§ Task details
An exact reproduction of the data below is expected, free of images.
=-=-=
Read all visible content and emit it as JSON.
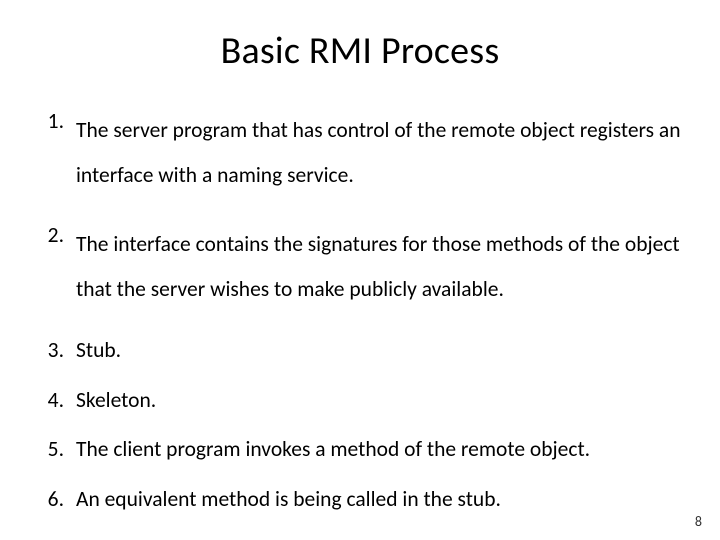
{
  "title": "Basic RMI Process",
  "items": [
    "The server program that has control of the remote object registers an interface with a naming service.",
    "The interface contains the signatures for those methods of the object that the server wishes to make publicly available.",
    "Stub.",
    "Skeleton.",
    "The client program invokes a method of the remote object.",
    "An equivalent method is being called in the stub."
  ],
  "page_number": "8"
}
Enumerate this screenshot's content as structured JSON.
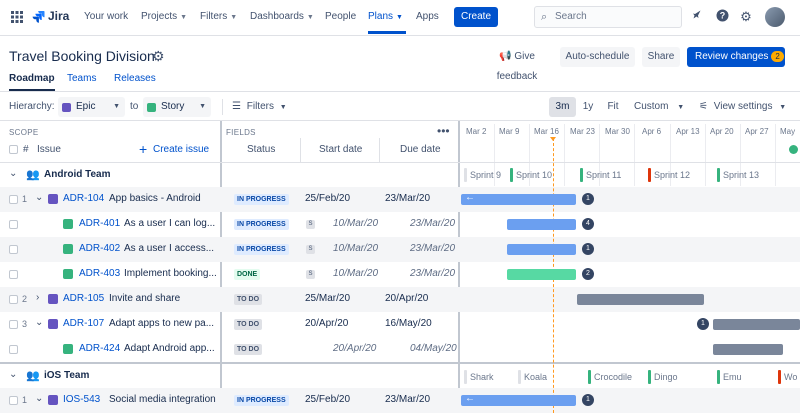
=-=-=
§ Your response
Read all visible content and emit it as JSON.
{
  "title": "Basic RMI Process",
  "items": [
    "The server program that has control of the remote object registers an interface with a naming service.",
    "The interface contains the signatures for those methods of the object that the server wishes to make publicly available.",
    "Stub.",
    "Skeleton.",
    "The client program invokes a method of the remote object.",
    "An equivalent method is being called in the stub."
  ],
  "page_number": "8"
}
Enumerate this screenshot's content as structured JSON.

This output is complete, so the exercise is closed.